hysteresis
December 3rd, 2008, 12:54 PM
If you deleted large files somehow as "root", your trash is in the root folder and does not show up on your trash icon. If you <alt-F2> gksu nautilus and look in your root trash (/root/.local/share/trash/files), there may be some large files to delete. if there are files, send /root/.local/share/trash to trash. You will then be prompted to delete the folder. If you try to send the files individually to trash, they will reappear instantly. Note: /root/.local is a hidden file.

DroBuddy
December 3rd, 2008, 01:40 PM
And he winner is... Hysteresis! When I ran the "sudo du -csh /*" cmd that tommcd suggested, it showed that there was over 40 gigs in the root directory. After following Hysteresis' directions, I navigated to the Trash folder to find (pretty much) all of it sitting there. So, after moving the files to trash in Nautilus and deleting them (again), we're good to go!

Thanks again everyone for your time and advice. I greatly appreciate it. ;)


Peace.

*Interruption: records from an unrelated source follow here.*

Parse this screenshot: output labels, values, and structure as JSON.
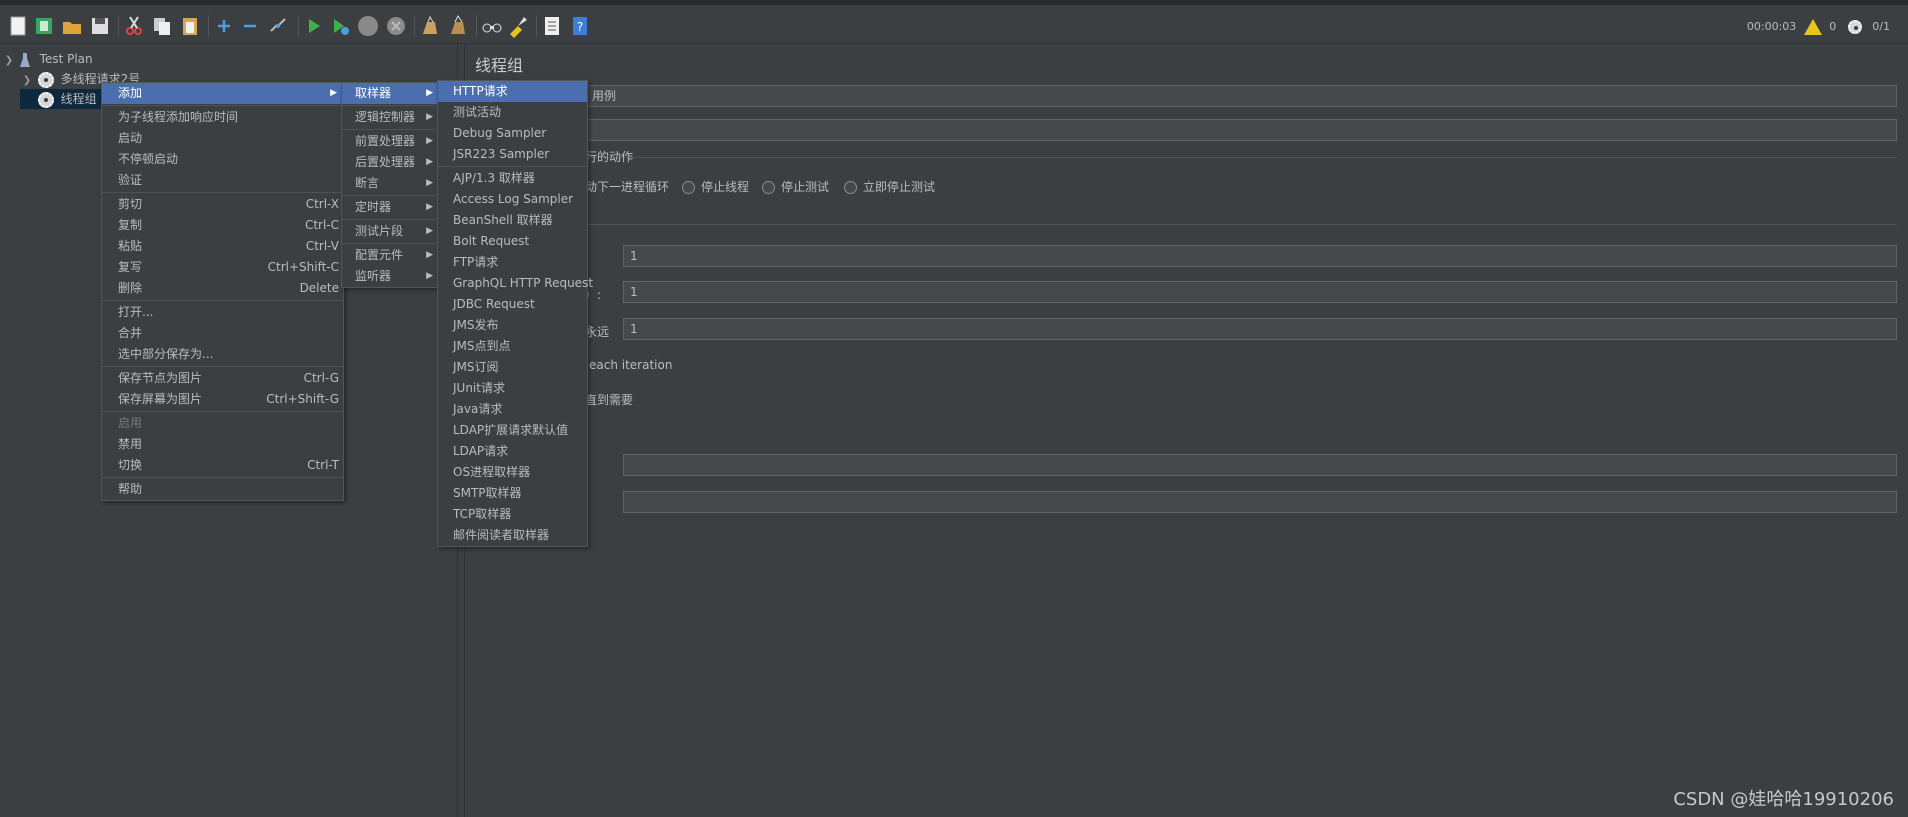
{
  "toolbar": {
    "timer": "00:00:03",
    "warning_count": "0",
    "thread_ratio": "0/1"
  },
  "tree": {
    "test_plan": "Test Plan",
    "node1": "多线程请求2号",
    "node2": "线程组"
  },
  "right": {
    "title": "线程组",
    "name_value": "用例",
    "error_action_label": "行的动作",
    "radio_next_loop": "动下一进程循环",
    "radio_stop_thread": "停止线程",
    "radio_stop_test": "停止测试",
    "radio_stop_now": "立即停止测试",
    "threads_value": "1",
    "rampup_label": "）:",
    "rampup_value": "1",
    "loop_label": "永远",
    "loop_value": "1",
    "same_user_label": "each iteration",
    "delay_label": "直到需要"
  },
  "menu_main": {
    "add": "添加",
    "add_response_time": "为子线程添加响应时间",
    "start": "启动",
    "start_no_pause": "不停顿启动",
    "validate": "验证",
    "cut": "剪切",
    "cut_sc": "Ctrl-X",
    "copy": "复制",
    "copy_sc": "Ctrl-C",
    "paste": "粘贴",
    "paste_sc": "Ctrl-V",
    "overwrite": "复写",
    "overwrite_sc": "Ctrl+Shift-C",
    "delete": "删除",
    "delete_sc": "Delete",
    "open": "打开...",
    "merge": "合并",
    "save_selection": "选中部分保存为...",
    "save_node_image": "保存节点为图片",
    "save_node_image_sc": "Ctrl-G",
    "save_screen_image": "保存屏幕为图片",
    "save_screen_image_sc": "Ctrl+Shift-G",
    "enable": "启用",
    "disable": "禁用",
    "toggle": "切换",
    "toggle_sc": "Ctrl-T",
    "help": "帮助"
  },
  "menu_add": [
    "取样器",
    "逻辑控制器",
    "前置处理器",
    "后置处理器",
    "断言",
    "定时器",
    "测试片段",
    "配置元件",
    "监听器"
  ],
  "menu_sampler": [
    "HTTP请求",
    "测试活动",
    "Debug Sampler",
    "JSR223 Sampler",
    "AJP/1.3 取样器",
    "Access Log Sampler",
    "BeanShell 取样器",
    "Bolt Request",
    "FTP请求",
    "GraphQL HTTP Request",
    "JDBC Request",
    "JMS发布",
    "JMS点到点",
    "JMS订阅",
    "JUnit请求",
    "Java请求",
    "LDAP扩展请求默认值",
    "LDAP请求",
    "OS进程取样器",
    "SMTP取样器",
    "TCP取样器",
    "邮件阅读者取样器"
  ],
  "watermark": "CSDN @娃哈哈19910206",
  "colors": {
    "background": "#3c3f41",
    "highlight": "#4b6eaf",
    "warning": "#e8c51b"
  }
}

glotz
December 3rd, 2008, 03:35 PM
You may be out of inodes. [...] The bad news is you have to remake the file system to increase the number of available inodes.I was wondering if archiving some files would free some inodes? Just curious.